• **Work to complete**:
From the records below, count the lines containing the word "this" and give only that number.

• **Record set**:
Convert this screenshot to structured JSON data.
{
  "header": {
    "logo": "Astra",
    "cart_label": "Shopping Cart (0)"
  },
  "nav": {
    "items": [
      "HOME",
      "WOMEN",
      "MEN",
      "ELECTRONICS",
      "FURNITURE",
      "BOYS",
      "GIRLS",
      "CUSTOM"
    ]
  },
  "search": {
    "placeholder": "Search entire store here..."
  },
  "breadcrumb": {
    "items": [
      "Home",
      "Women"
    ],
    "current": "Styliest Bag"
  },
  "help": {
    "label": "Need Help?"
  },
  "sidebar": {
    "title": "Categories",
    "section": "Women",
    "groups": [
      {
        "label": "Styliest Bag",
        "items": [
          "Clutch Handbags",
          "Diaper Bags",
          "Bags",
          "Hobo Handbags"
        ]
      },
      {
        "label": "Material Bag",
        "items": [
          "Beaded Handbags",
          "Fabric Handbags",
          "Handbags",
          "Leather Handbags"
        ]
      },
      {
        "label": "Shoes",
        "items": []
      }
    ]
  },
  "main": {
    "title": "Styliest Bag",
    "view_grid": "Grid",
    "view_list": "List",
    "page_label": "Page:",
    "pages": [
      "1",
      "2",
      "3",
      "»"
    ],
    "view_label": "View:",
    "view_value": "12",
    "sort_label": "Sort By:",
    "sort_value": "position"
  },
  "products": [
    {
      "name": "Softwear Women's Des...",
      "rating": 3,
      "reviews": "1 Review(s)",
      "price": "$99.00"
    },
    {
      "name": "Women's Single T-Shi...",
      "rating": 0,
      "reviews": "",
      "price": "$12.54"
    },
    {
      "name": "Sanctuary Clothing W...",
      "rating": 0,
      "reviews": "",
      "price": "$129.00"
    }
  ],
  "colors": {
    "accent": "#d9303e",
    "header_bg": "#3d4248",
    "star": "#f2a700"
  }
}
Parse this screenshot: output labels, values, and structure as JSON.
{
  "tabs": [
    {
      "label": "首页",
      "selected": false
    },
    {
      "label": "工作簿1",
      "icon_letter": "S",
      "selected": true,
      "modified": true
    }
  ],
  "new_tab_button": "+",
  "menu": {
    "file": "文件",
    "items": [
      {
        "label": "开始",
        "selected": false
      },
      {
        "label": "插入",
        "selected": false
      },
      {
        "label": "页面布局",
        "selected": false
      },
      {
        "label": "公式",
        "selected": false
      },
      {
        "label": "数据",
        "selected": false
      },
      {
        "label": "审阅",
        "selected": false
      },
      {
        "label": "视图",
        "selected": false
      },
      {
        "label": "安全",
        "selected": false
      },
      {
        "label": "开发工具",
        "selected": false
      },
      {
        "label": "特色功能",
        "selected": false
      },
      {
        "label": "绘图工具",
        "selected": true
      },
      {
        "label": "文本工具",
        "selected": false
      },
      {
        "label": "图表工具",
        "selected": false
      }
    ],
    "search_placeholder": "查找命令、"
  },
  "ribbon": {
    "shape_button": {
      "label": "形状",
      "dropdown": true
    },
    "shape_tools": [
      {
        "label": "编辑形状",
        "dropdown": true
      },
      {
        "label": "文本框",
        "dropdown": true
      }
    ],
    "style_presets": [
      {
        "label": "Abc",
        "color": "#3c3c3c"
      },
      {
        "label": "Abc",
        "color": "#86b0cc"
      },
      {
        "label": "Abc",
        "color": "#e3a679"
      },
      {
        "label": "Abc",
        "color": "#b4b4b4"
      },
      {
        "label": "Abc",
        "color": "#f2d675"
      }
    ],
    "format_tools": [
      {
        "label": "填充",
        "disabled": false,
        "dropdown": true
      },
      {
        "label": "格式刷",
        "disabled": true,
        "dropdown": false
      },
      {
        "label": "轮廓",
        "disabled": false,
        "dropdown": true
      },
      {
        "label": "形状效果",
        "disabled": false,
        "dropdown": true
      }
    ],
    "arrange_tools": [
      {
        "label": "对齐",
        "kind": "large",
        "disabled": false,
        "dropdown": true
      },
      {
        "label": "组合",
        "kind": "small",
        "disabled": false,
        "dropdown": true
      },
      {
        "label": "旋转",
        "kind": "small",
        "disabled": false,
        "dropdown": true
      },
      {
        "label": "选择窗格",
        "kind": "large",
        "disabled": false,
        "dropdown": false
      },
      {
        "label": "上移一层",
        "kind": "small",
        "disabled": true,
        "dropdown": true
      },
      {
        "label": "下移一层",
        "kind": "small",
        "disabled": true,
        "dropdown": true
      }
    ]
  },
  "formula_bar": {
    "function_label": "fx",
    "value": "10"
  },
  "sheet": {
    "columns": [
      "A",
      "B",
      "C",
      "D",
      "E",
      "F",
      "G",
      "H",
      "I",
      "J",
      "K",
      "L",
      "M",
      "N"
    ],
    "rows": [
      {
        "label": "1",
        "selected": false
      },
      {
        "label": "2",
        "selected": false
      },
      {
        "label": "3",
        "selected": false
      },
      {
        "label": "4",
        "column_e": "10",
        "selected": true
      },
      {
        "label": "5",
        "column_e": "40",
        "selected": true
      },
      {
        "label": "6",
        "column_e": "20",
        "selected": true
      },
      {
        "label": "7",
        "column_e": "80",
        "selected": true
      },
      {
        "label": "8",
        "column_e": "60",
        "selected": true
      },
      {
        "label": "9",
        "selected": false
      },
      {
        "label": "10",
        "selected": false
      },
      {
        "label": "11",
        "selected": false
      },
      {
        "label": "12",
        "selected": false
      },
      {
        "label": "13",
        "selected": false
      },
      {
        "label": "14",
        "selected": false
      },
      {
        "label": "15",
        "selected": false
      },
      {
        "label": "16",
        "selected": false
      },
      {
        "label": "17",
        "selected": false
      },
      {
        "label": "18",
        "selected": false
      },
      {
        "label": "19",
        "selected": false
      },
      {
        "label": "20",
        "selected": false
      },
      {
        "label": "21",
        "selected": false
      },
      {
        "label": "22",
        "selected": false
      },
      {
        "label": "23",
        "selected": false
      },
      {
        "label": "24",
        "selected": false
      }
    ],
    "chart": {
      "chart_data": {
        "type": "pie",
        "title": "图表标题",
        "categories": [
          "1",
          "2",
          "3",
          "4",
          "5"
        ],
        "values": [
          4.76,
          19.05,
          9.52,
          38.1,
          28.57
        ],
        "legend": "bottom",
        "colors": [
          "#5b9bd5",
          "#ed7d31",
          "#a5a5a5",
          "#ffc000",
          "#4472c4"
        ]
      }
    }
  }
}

• **Solution**:
2